The Black Fog that defeated an army
Medieval chroniclers often attribute victory or defeat in battle to divine forces. As the following example shows, this can come in the form of some strange weather.
In the year 1003 the French king Robert II was trying to expand his kingdom by invading the Duchy of Burgundy. The Burgundian chronicler Rodulfus Glaber has an account of this event, and may have been an eyewitness when the French army came to the city of Auxerre.
Robert’s army, aided by the Normans under Duke Richard II, was strong, but Glaber reports that “after being there for a long time, tired by repeated assaults, the king failed to capture this city, which is said never to have been captured by force or by guile.” The French king then decided to attack what he hoped to be a weaker target - the nearby Abbey of Saint-Germain.
According to Glaber, only eight monks remained within the abbey, but it was also defended by troops from the Count of Nevers.

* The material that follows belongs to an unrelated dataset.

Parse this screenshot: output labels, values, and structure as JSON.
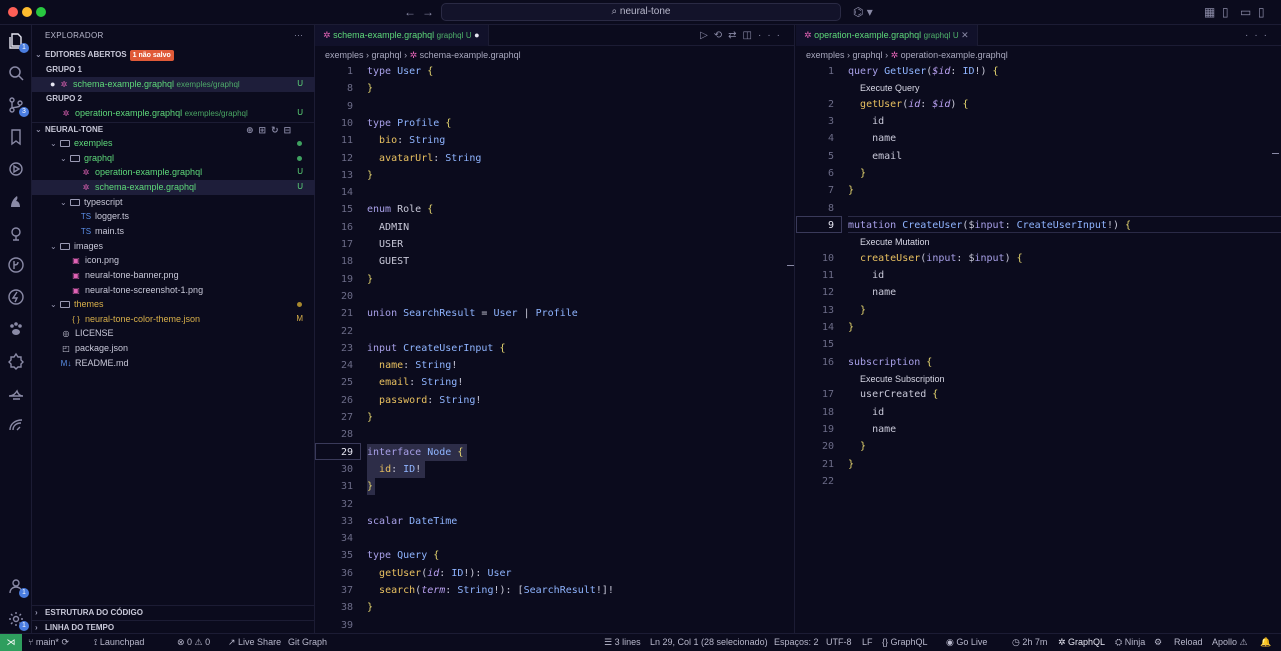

Other religious leaders tried to convince Robert not to attack the monastery, but the king ignored their pleas and launched an attack.
Glaber writes about the assault:
The one with the other, they fought a long and bitter struggle; suddenly God came to the aid of those defending His house. At the hour of engagement the whole monastery was covered by a black fog, so that none of the enemy outside could see his way to cast a spear, while they saw that they were being cut down with great slaughter by the defenders within. After heavy losses, especially amongst the Norman contingent, they withdrew leaving the abbey unharmed.
Apparently, the attackers soon repented their actions, and King Robert was forced to return back to his kingdom after his failure. Glaber adds one more detail to the siege, stating that when the attack on the monastery started, one of the remaining monks held a mass within the abbey’s church, praying to the Virgin Mary. This helped to confirm to Glaber that “this fits well enough with the divine sanction for the victory.”
The Five Books of the Histories, by Rodulfus Glaber, was edited and translated by John France, and published by Oxford University Press in 1989. We will have more about sieges in the next issue of Medieval Warfare, including an article on ten ways to conquer a castle.
Top Image: A figure depicted within the walls of the Abbey of Saint-Germain in Auxerre. Photo by Ibex73 / Wikimedia Commons